→ **WHAT YOU SHOULD DO**: Only lines holding the string "icon" are wanted; copy each one from the material.

::: RECORDS TO PROCESS

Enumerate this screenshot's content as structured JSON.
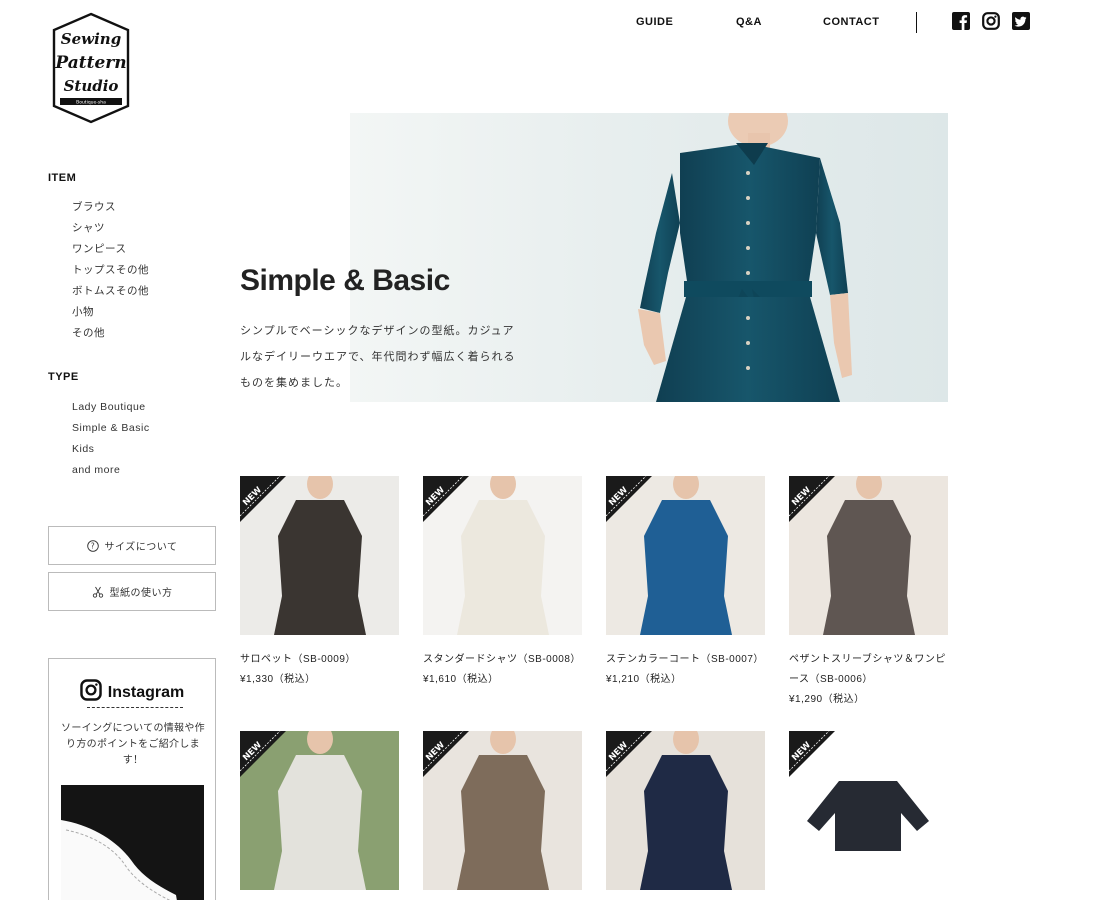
{
  "brand": {
    "logo_line1": "Sewing",
    "logo_line2": "Pattern",
    "logo_line3": "Studio",
    "logo_sub": "Boutique-sha"
  },
  "nav": {
    "items": [
      {
        "label": "GUIDE"
      },
      {
        "label": "Q&A"
      },
      {
        "label": "CONTACT"
      }
    ],
    "social": [
      "facebook-icon",
      "instagram-icon",
      "twitter-icon"
    ]
  },
  "sidebar": {
    "item_title": "ITEM",
    "items": [
      "ブラウス",
      "シャツ",
      "ワンピース",
      "トップスその他",
      "ボトムスその他",
      "小物",
      "その他"
    ],
    "type_title": "TYPE",
    "types": [
      "Lady Boutique",
      "Simple & Basic",
      "Kids",
      "and more"
    ],
    "size_button": "サイズについて",
    "pattern_button": "型紙の使い方",
    "instagram": {
      "title": "Instagram",
      "text": "ソーイングについての情報や作り方のポイントをご紹介します！"
    }
  },
  "hero": {
    "title": "Simple & Basic",
    "description": "シンプルでベーシックなデザインの型紙。カジュアルなデイリーウエアで、年代問わず幅広く着られるものを集めました。"
  },
  "badge_label": "NEW",
  "products": [
    {
      "name": "サロペット（SB-0009）",
      "price": "¥1,330（税込）",
      "color": "#3a3531",
      "bg": "#ecebe8"
    },
    {
      "name": "スタンダードシャツ（SB-0008）",
      "price": "¥1,610（税込）",
      "color": "#ece8de",
      "bg": "#f4f3f1"
    },
    {
      "name": "ステンカラーコート（SB-0007）",
      "price": "¥1,210（税込）",
      "color": "#1f5f95",
      "bg": "#ede9e3"
    },
    {
      "name": "ペザントスリーブシャツ＆ワンピース（SB-0006）",
      "price": "¥1,290（税込）",
      "color": "#5f5652",
      "bg": "#ece6df"
    },
    {
      "name": "",
      "price": "",
      "color": "#e3e2dc",
      "bg": "#8aa071"
    },
    {
      "name": "",
      "price": "",
      "color": "#7e6c5b",
      "bg": "#e9e4de"
    },
    {
      "name": "",
      "price": "",
      "color": "#1f2a45",
      "bg": "#e6e1da"
    },
    {
      "name": "",
      "price": "",
      "color": "#262a33",
      "bg": "#ffffff"
    }
  ],
  "colors": {
    "text": "#222222",
    "hero_dress": "#17566b",
    "border": "#bbbbbb"
  }
}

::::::

→ **THE COMPLETED TASK**:
      "facebook-icon",
      "instagram-icon",
      "twitter-icon"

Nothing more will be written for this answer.